Fanning the Flames
Written by Idea File Staff
Practical Steps to Keep Momentum Going
Successful staffs look at the conclusion of their summer workshop as a beginning, not an end.
“They should have a mini-workshop, especially in the areas of theme and design, so everyone is on the same page on how the book is going to look this year,” said Mike Archer, Walsworth yearbook representative in Washington state. “If the other staffers don’t buy into the theme, and especially the work ethic of what it takes to put out a good yearbook, the whole process falls apart fast after the first deadline.”
Getting together is exactly what the yearbook staff does at Crystal Springs Uplands School in Hillsborough, Calif.
“We meet at school during the preweek of school, when the new students are learning the rules and ropes and have our own minicamp for the rest of the key staff,” adviser Paul Pruitt said.
For Melinda Thompson, yearbook adviser at Wapahani High School in Selma, Ind., it is as simple as grilling a few hot dogs.
“We had a back-to-school cookout at my house and shared ideas for the book there,” she said.
Although there are many ways to build on the momentum of a summer workshop, there is no substitute for sharing the vision and excitement.

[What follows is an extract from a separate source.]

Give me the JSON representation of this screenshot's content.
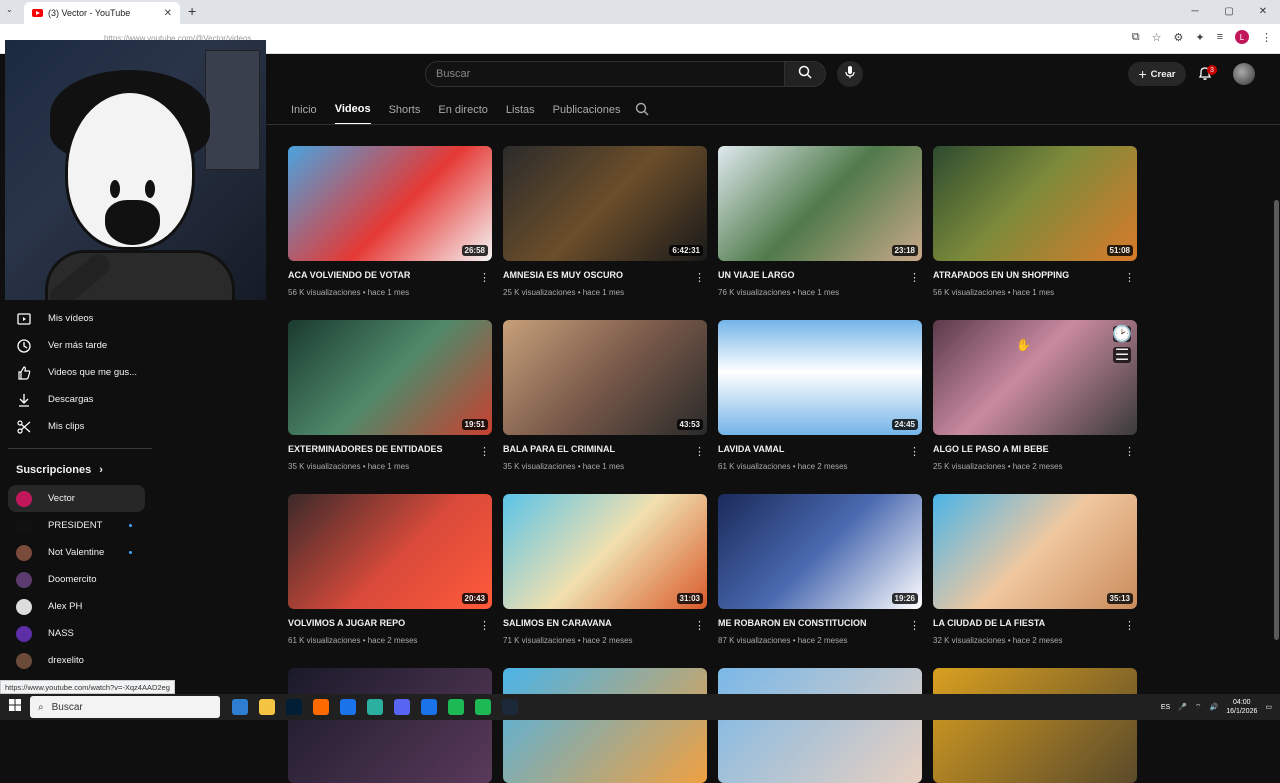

“Hopefully, they are able to get a proof back of their cover by the first month of school,” said Nora Guiney, Walsworth yearbook representative in Michigan. “Seeing the cover usually is exciting to the students who did not attend. We encourage them to take the information and materials they received from the workshop and do a mini-workshop the first week of school with the rest of the staff.”